Treatments - Hormonal

Hormone Therapy Riskier for Prostate Cancer Patients With Heart Conditions


Men with coronary artery disease-induced congestive heart failure or heart attack who receive hormone therapy before or along with radiation therapy for treatment of prostate cancer have an associated increased risk of death, according to a study in the August 26 issue of JAMA.

Patients with localized prostate cancer have several options available for treatment. These options include brachytherapy, in which radioactive seeds are implanted in the prostate. Brachytherapy can be given either as monotherapy or with external beam radiation therapy before or after.

For men with large prostates who selected brachytherapy, hormonal therapy may be used in order to shrink the prostate and eliminate the special problem of pubic arch interference.This upfront, temporary use of hormonal therapy (HT) as an aid to primary therapy is called"neoadjuvant".

Previous research, the authors of this JAMA study write, has suggested that "hormonal therapy when added to radiation therapy (RT) for treating higher-risk prostate cancer leads to an increase in survival except possibly in men with moderate to severe comorbidities [co-existing illnesses]." However, it was unknown which if any co-existing illnesses might reduce the survival benefit from adding hormone therapy to radiation therapy.

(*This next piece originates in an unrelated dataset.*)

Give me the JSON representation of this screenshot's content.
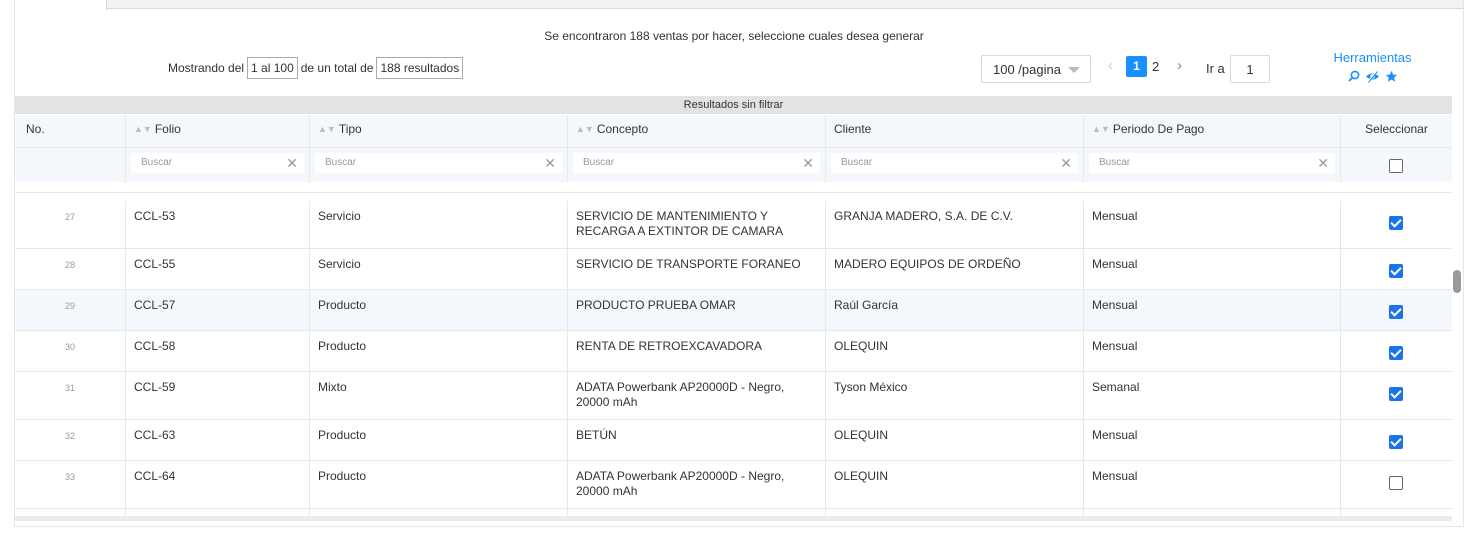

Akash Nanda, M.D., Ph.D., of Brigham & Women’s Hospital–Dana-Farber Cancer Institute, Boston, and colleagues assessed whether neoadjuvant HT use in men with prostate cancer treated with brachytherapy affects the risk of all-cause death of men with known coronary artery disease–induced conditions, including congestive heart failure and heart attack.

The study included 5,077 men (median [midpoint] age, 69.5 years) with localized or locally advanced prostate cancer who were treated with or without a median of 4 months of neoadjuvant HT followed by RT between 1997 and 2006 and were followed up until July 2008.

During the study period, 419 men died. Of those, 200 had no underlying comorbidity, 176 had one coronary artery disease risk factor, and 43 had a history of known coronary artery disease resulting in congestive heart failure or heart attack.

The researchers analysed the data by comparing men with no co-exisiting illnesses with men who did have a heart condition.

They found:

  • For men with no comorbidity who were followed up for median 5 years, hormonal therapy was not associated with an increased risk of all-cause mortality (9.6 percent vs. 6.7 percent).
  • For men with a single coronary artery disease risk factor, after median follow-ups of 4.4 years, risk was not increased (10.7 percent vs. 7.0 percent) respectively.
  • However, for men with coronary artery disease–induced congestive heart failure or heart attack, after a median follow-up of 5.1 years, neoadjuvant HT use was associated with nearly twice the risk of all-cause mortality (26.3 percent vs. 11.2 percent).

“It is also important to note that the population of men in whom the use of neoadjuvant HT may be detrimental was limited to 5 percent (256 of 5,077) in this community-based study cohort," the authors write. "This latter point may explain why there has been a survival benefit observed in the major randomized trials comparing HT plus external beam radiation therapy to external beam radiation therapy alone.”

“The clinical significance of this finding is that for men with favorable-risk prostate cancer and a history of congestive heart failure or myocardial infarction who require neoadjuvant HT solely to eliminate pubic arch interference, alternative strategies such as active surveillance or treatment with external beam radiation therapy or prostatectomy should be considered, " they conclude. "However, for men with unfavorable–risk prostate cancer who require HT in addition to radiation therapy to take advantage of its survival benefit, appropriate medical evaluation prior to initiation should facilitate clinicians in balancing the relative risks against the benefits of HT use.”

Source: (JAMA. 2009;302[8]:866-873.

Treatments - Hormonal